The Pogues' BBC Sessions 1984-1986 is a welcome chapter in the musical story of these working-class heroes, who reminded listeners of the beauty and dignity of the strong, sooty backs upon which our industrialized world was built.

Music

Mary Halvorson Creates Cacophony to Aestheticize on 'Artlessly Falling'

Mary Halvorson's Artlessly Falling is a challenging album with tracks comprised of improvisational fragments more than based on compositional theory. Halvorson uses the various elements to aestheticize the confusing world around her.

Music

15 Overlooked and Underrated Albums of the 1990s

With every "Best of the '90s" retrospective comes a predictable list of entries. Here are 15 albums that are often overlooked as worthy of placing in these lists, and are too often underrated as some of the best records from the decade.

Books

'A Peculiar Indifference' Takes on Violence in Black America

Pulitzer Prize finalist Elliott Currie's scrupulous investigation of the impacts of violence on Black Americans, A Peculiar Indifference, shows the damaging effect of widespread suffering and identifies an achievable solution.

Music

20 Songs From the 1990s That Time Forgot

Rather than listening to Spotify's latest playlist, give the tunes from this reminiscence of lost '90s singles a spin.

Film

Delightful 'Miss Pettigrew Lives for a Day' Is Good Escapism

Now streaming on Amazon Prime, Bharat Nalluri's 2008 romantic comedy, Miss Pettigrew Lives for a Day, provides pleasant respite in these times of doom and gloom.

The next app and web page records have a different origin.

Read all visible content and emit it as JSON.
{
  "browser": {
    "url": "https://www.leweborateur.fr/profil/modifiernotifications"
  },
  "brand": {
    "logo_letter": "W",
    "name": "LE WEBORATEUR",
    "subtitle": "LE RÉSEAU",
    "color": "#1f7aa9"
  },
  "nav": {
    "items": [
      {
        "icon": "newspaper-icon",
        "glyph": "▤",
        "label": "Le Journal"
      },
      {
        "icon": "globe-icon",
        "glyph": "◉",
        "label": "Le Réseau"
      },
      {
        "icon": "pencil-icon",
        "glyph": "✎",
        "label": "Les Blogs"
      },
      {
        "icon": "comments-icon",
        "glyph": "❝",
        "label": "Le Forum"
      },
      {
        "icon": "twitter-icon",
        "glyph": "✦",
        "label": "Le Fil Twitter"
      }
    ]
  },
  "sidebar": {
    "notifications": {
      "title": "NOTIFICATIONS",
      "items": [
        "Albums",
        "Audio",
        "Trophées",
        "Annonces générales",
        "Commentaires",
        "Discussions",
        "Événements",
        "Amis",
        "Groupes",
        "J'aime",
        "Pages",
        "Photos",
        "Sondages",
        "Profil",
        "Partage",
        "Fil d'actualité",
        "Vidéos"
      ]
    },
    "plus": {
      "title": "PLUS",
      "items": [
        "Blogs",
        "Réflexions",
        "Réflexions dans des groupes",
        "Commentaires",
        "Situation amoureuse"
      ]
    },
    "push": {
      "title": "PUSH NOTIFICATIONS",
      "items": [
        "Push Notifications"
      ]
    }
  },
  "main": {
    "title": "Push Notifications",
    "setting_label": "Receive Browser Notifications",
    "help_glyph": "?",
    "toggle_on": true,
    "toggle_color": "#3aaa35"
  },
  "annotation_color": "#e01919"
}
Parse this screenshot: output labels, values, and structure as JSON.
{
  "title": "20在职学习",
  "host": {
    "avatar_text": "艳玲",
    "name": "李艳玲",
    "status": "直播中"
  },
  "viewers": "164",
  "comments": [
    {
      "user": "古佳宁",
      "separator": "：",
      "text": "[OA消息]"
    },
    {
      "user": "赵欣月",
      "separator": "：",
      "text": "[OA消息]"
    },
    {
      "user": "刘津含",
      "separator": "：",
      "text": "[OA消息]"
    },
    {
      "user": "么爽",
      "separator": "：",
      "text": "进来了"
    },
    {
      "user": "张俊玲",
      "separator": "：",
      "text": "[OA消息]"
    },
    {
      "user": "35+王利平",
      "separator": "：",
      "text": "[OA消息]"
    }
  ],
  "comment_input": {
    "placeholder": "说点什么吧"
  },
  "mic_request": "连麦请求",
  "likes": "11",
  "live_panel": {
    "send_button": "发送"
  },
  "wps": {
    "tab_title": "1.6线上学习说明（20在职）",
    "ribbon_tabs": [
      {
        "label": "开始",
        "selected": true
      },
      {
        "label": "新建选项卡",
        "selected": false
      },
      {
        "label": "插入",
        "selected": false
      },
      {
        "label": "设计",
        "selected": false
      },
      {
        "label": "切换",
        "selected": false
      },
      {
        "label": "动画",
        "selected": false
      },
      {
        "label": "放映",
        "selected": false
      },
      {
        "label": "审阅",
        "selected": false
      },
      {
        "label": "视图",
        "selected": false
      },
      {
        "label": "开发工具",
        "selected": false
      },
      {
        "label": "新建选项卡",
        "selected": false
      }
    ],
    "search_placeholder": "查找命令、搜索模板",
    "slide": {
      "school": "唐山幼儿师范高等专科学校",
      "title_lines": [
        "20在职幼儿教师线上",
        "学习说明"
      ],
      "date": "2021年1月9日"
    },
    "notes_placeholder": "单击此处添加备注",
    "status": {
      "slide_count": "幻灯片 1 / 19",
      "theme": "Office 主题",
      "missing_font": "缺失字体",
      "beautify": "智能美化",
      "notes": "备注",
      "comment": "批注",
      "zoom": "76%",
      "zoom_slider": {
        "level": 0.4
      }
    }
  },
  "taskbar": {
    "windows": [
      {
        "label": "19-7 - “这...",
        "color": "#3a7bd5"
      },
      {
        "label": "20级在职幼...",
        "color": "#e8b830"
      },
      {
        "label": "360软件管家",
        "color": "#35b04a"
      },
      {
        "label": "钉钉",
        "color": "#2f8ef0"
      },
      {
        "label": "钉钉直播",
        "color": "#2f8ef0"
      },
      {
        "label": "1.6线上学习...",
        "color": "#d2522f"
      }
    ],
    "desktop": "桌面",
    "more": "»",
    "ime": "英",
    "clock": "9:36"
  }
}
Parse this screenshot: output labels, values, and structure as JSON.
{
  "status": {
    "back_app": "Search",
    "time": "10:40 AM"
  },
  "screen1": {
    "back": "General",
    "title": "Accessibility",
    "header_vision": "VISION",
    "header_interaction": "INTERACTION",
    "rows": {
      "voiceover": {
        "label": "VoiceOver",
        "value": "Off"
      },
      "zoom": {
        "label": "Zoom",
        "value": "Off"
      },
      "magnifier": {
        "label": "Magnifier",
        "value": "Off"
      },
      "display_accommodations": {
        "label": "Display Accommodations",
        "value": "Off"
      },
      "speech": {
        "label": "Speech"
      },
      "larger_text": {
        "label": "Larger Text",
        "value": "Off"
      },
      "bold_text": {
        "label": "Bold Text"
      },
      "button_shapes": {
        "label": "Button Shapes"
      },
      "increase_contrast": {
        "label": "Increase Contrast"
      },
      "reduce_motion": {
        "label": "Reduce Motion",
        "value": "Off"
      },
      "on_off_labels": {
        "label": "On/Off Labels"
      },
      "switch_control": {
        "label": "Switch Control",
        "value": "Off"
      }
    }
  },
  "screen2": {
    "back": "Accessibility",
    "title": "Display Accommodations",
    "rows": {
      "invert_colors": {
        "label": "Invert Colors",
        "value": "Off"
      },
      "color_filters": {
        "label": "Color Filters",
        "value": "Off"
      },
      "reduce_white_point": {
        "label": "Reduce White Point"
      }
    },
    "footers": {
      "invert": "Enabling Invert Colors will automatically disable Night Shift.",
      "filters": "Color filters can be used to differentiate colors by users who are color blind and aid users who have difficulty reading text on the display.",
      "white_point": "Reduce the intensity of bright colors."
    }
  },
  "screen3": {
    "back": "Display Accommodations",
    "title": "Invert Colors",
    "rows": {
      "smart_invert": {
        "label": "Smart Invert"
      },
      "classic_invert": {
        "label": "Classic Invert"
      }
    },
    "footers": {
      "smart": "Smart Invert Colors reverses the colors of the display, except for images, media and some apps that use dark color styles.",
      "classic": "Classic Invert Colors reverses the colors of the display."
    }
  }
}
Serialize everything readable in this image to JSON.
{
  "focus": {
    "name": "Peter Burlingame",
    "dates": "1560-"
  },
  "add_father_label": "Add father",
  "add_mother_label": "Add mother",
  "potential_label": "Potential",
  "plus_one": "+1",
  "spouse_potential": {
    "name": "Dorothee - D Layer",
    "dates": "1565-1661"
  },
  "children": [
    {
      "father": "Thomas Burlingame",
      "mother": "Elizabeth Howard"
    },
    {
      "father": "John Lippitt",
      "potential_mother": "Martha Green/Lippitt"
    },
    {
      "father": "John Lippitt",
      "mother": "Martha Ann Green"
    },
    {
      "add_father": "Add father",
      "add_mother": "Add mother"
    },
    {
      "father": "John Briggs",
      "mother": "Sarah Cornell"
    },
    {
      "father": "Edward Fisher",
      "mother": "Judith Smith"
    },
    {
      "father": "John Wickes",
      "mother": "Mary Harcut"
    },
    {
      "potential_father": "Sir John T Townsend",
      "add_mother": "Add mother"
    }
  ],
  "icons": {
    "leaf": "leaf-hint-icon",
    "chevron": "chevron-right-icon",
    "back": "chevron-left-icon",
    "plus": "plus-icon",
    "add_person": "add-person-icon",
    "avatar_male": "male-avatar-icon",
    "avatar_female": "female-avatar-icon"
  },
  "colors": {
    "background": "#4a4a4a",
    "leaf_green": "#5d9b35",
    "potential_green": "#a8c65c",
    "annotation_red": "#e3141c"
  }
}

Film

The 10 Best Horror Movie Remakes

The horror genre has produced some remake junk. In the case of these ten treats, the update delivers something definitive.

Television

Flirting with Demons at Home, or, When TV Movies Were Evil

Just in time for Halloween, a new Blu-ray from Kino Lorber presents sparkling 2K digital restorations of TV movies that have been missing for decades: Fear No Evil (1969) and its sequel, Ritual of Evil (1970).

Music

Magick Mountain Are Having a Party But Is the Audience Invited?

Garage rockers Magick Mountain debut with Weird Feelings, an album big on fuzz but light on hooks.


Reviews
Collapse Expand Reviews



Features
Collapse Expand Features

PM Picks
Collapse Expand Pm Picks

© 1999-2020 PopMatters.com. All rights reserved.
PopMatters is wholly independent, women-owned and operated.